### Dataset excerpts

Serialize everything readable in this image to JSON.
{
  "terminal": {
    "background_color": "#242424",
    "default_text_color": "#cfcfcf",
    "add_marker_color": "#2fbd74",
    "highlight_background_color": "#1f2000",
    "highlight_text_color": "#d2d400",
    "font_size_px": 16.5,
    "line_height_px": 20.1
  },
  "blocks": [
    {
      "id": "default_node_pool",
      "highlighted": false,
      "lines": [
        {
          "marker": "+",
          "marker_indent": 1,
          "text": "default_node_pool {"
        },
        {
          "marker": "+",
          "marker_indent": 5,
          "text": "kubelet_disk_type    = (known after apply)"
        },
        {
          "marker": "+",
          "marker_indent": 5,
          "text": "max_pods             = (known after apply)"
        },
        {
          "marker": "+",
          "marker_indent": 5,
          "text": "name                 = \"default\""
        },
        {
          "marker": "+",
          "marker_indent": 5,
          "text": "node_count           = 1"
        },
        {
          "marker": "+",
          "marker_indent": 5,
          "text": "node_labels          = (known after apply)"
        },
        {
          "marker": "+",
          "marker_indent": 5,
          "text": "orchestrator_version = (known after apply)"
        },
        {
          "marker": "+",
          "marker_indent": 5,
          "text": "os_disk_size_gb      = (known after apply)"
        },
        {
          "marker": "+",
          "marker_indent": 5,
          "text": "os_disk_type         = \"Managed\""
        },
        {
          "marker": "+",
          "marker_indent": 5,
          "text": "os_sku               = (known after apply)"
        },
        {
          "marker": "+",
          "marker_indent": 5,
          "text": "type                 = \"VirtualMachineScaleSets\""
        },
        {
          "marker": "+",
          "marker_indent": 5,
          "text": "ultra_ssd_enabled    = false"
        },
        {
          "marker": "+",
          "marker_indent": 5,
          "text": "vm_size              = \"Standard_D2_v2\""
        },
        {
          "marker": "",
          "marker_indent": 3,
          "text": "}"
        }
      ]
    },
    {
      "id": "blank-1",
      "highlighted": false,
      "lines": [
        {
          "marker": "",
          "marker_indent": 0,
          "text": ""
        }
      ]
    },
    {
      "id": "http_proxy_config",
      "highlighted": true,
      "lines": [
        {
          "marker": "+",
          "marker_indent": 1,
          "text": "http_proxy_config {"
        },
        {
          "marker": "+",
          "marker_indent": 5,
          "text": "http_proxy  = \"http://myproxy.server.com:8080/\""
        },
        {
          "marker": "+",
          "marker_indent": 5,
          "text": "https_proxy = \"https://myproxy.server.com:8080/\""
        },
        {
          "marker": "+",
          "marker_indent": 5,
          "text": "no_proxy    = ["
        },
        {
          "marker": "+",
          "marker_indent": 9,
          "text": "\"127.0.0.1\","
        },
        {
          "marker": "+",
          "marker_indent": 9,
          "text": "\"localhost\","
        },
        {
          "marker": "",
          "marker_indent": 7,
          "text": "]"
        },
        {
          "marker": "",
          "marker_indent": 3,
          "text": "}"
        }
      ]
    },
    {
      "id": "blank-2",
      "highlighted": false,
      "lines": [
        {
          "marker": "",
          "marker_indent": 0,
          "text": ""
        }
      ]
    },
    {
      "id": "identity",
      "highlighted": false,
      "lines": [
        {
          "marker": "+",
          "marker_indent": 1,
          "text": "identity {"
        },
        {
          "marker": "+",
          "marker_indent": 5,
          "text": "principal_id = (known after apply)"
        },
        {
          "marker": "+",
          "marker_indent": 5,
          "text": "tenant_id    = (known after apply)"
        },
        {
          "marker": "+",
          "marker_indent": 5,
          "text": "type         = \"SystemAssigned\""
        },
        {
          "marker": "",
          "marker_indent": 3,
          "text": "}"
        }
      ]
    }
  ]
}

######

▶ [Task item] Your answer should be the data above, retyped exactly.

▶ [Exercise response]
Serialize everything readable in this image to JSON.
{
  "terminal": {
    "background_color": "#242424",
    "default_text_color": "#cfcfcf",
    "add_marker_color": "#2fbd74",
    "highlight_background_color": "#1f2000",
    "highlight_text_color": "#d2d400",
    "font_size_px": 16.5,
    "line_height_px": 20.1
  },
  "blocks": [
    {
      "id": "default_node_pool",
      "highlighted": false,
      "lines": [
        {
          "marker": "+",
          "marker_indent": 1,
          "text": "default_node_pool {"
        },
        {
          "marker": "+",
          "marker_indent": 5,
          "text": "kubelet_disk_type    = (known after apply)"
        },
        {
          "marker": "+",
          "marker_indent": 5,
          "text": "max_pods             = (known after apply)"
        },
        {
          "marker": "+",
          "marker_indent": 5,
          "text": "name                 = \"default\""
        },
        {
          "marker": "+",
          "marker_indent": 5,
          "text": "node_count           = 1"
        },
        {
          "marker": "+",
          "marker_indent": 5,
          "text": "node_labels          = (known after apply)"
        },
        {
          "marker": "+",
          "marker_indent": 5,
          "text": "orchestrator_version = (known after apply)"
        },
        {
          "marker": "+",
          "marker_indent": 5,
          "text": "os_disk_size_gb      = (known after apply)"
        },
        {
          "marker": "+",
          "marker_indent": 5,
          "text": "os_disk_type         = \"Managed\""
        },
        {
          "marker": "+",
          "marker_indent": 5,
          "text": "os_sku               = (known after apply)"
        },
        {
          "marker": "+",
          "marker_indent": 5,
          "text": "type                 = \"VirtualMachineScaleSets\""
        },
        {
          "marker": "+",
          "marker_indent": 5,
          "text": "ultra_ssd_enabled    = false"
        },
        {
          "marker": "+",
          "marker_indent": 5,
          "text": "vm_size              = \"Standard_D2_v2\""
        },
        {
          "marker": "",
          "marker_indent": 3,
          "text": "}"
        }
      ]
    },
    {
      "id": "blank-1",
      "highlighted": false,
      "lines": [
        {
          "marker": "",
          "marker_indent": 0,
          "text": ""
        }
      ]
    },
    {
      "id": "http_proxy_config",
      "highlighted": true,
      "lines": [
        {
          "marker": "+",
          "marker_indent": 1,
          "text": "http_proxy_config {"
        },
        {
          "marker": "+",
          "marker_indent": 5,
          "text": "http_proxy  = \"http://myproxy.server.com:8080/\""
        },
        {
          "marker": "+",
          "marker_indent": 5,
          "text": "https_proxy = \"https://myproxy.server.com:8080/\""
        },
        {
          "marker": "+",
          "marker_indent": 5,
          "text": "no_proxy    = ["
        },
        {
          "marker": "+",
          "marker_indent": 9,
          "text": "\"127.0.0.1\","
        },
        {
          "marker": "+",
          "marker_indent": 9,
          "text": "\"localhost\","
        },
        {
          "marker": "",
          "marker_indent": 7,
          "text": "]"
        },
        {
          "marker": "",
          "marker_indent": 3,
          "text": "}"
        }
      ]
    },
    {
      "id": "blank-2",
      "highlighted": false,
      "lines": [
        {
          "marker": "",
          "marker_indent": 0,
          "text": ""
        }
      ]
    },
    {
      "id": "identity",
      "highlighted": false,
      "lines": [
        {
          "marker": "+",
          "marker_indent": 1,
          "text": "identity {"
        },
        {
          "marker": "+",
          "marker_indent": 5,
          "text": "principal_id = (known after apply)"
        },
        {
          "marker": "+",
          "marker_indent": 5,
          "text": "tenant_id    = (known after apply)"
        },
        {
          "marker": "+",
          "marker_indent": 5,
          "text": "type         = \"SystemAssigned\""
        },
        {
          "marker": "",
          "marker_indent": 3,
          "text": "}"
        }
      ]
    }
  ]
}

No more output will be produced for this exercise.